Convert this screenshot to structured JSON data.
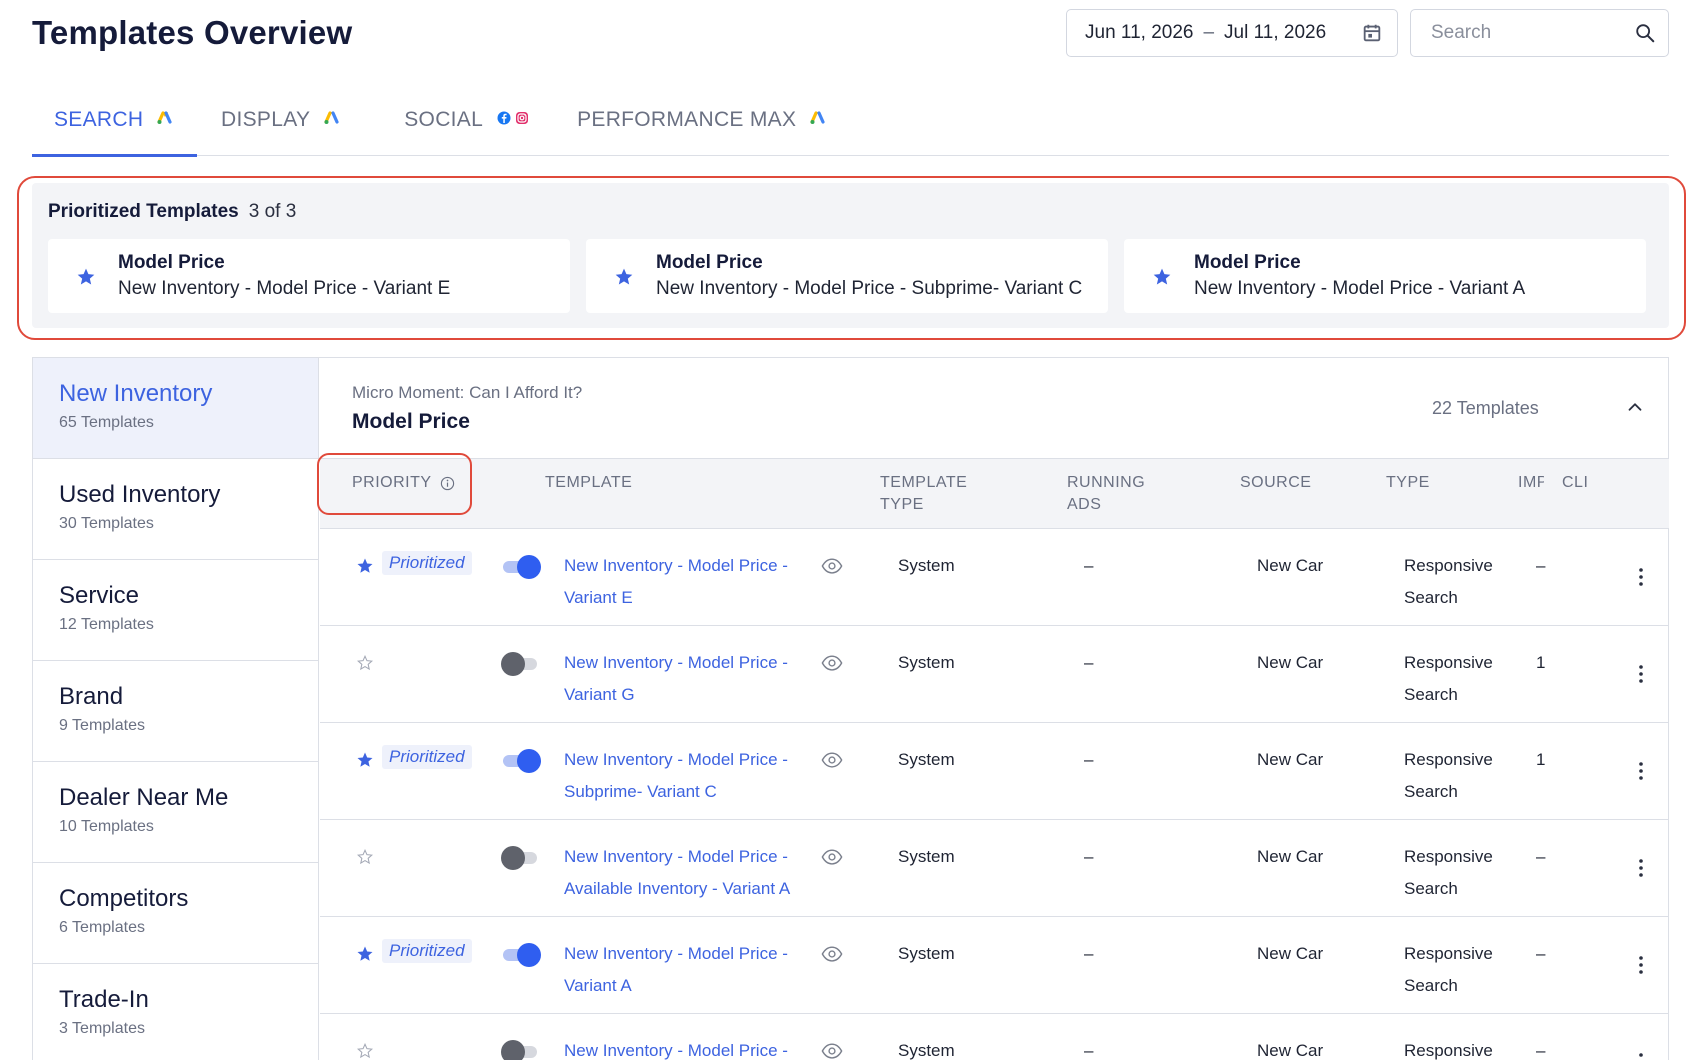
{
  "page": {
    "title": "Templates Overview"
  },
  "date_range": {
    "start": "Jun 11, 2026",
    "separator": "–",
    "end": "Jul 11, 2026"
  },
  "search": {
    "placeholder": "Search"
  },
  "tabs": [
    {
      "label": "SEARCH",
      "active": true,
      "badge": [
        "google-ads-icon"
      ]
    },
    {
      "label": "DISPLAY",
      "active": false,
      "badge": [
        "google-ads-icon"
      ]
    },
    {
      "label": "SOCIAL",
      "active": false,
      "badge": [
        "facebook-icon",
        "instagram-icon"
      ]
    },
    {
      "label": "PERFORMANCE MAX",
      "active": false,
      "badge": [
        "google-ads-icon"
      ]
    }
  ],
  "prioritized": {
    "title": "Prioritized Templates",
    "count": "3 of 3",
    "cards": [
      {
        "group": "Model Price",
        "template": "New Inventory - Model Price - Variant E"
      },
      {
        "group": "Model Price",
        "template": "New Inventory - Model Price - Subprime- Variant C"
      },
      {
        "group": "Model Price",
        "template": "New Inventory - Model Price - Variant A"
      }
    ]
  },
  "sidebar": {
    "items": [
      {
        "label": "New Inventory",
        "count": "65 Templates",
        "active": true
      },
      {
        "label": "Used Inventory",
        "count": "30 Templates"
      },
      {
        "label": "Service",
        "count": "12 Templates"
      },
      {
        "label": "Brand",
        "count": "9 Templates"
      },
      {
        "label": "Dealer Near Me",
        "count": "10 Templates"
      },
      {
        "label": "Competitors",
        "count": "6 Templates"
      },
      {
        "label": "Trade-In",
        "count": "3 Templates"
      }
    ]
  },
  "group": {
    "micro_moment": "Micro Moment: Can I Afford It?",
    "name": "Model Price",
    "count": "22 Templates"
  },
  "table": {
    "headers": {
      "priority": "PRIORITY",
      "template": "TEMPLATE",
      "template_type": "TEMPLATE TYPE",
      "running_ads": "RUNNING ADS",
      "source": "SOURCE",
      "type": "TYPE",
      "imp": "IMPRESSIONS",
      "cli": "CLICKS"
    },
    "prioritized_label": "Prioritized",
    "rows": [
      {
        "prioritized": true,
        "enabled": true,
        "name": "New Inventory - Model Price - Variant E",
        "template_type": "System",
        "running_ads": "–",
        "source": "New Car",
        "type": "Responsive Search",
        "imp": "–"
      },
      {
        "prioritized": false,
        "enabled": false,
        "name": "New Inventory - Model Price - Variant G",
        "template_type": "System",
        "running_ads": "–",
        "source": "New Car",
        "type": "Responsive Search",
        "imp": "1"
      },
      {
        "prioritized": true,
        "enabled": true,
        "name": "New Inventory - Model Price - Subprime- Variant C",
        "template_type": "System",
        "running_ads": "–",
        "source": "New Car",
        "type": "Responsive Search",
        "imp": "1"
      },
      {
        "prioritized": false,
        "enabled": false,
        "name": "New Inventory - Model Price - Available Inventory - Variant A",
        "template_type": "System",
        "running_ads": "–",
        "source": "New Car",
        "type": "Responsive Search",
        "imp": "–"
      },
      {
        "prioritized": true,
        "enabled": true,
        "name": "New Inventory - Model Price - Variant A",
        "template_type": "System",
        "running_ads": "–",
        "source": "New Car",
        "type": "Responsive Search",
        "imp": "–"
      },
      {
        "prioritized": false,
        "enabled": false,
        "name": "New Inventory - Model Price -",
        "template_type": "System",
        "running_ads": "–",
        "source": "New Car",
        "type": "Responsive",
        "imp": "–"
      }
    ]
  },
  "colors": {
    "accent": "#3d63e0",
    "highlight_outline": "#e04a3b",
    "toggle_on": "#2f5ef0"
  }
}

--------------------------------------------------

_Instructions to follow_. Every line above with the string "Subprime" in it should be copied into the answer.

_Task response_.
        "template": "New Inventory - Model Price - Subprime- Variant C"
        "name": "New Inventory - Model Price - Subprime- Variant C",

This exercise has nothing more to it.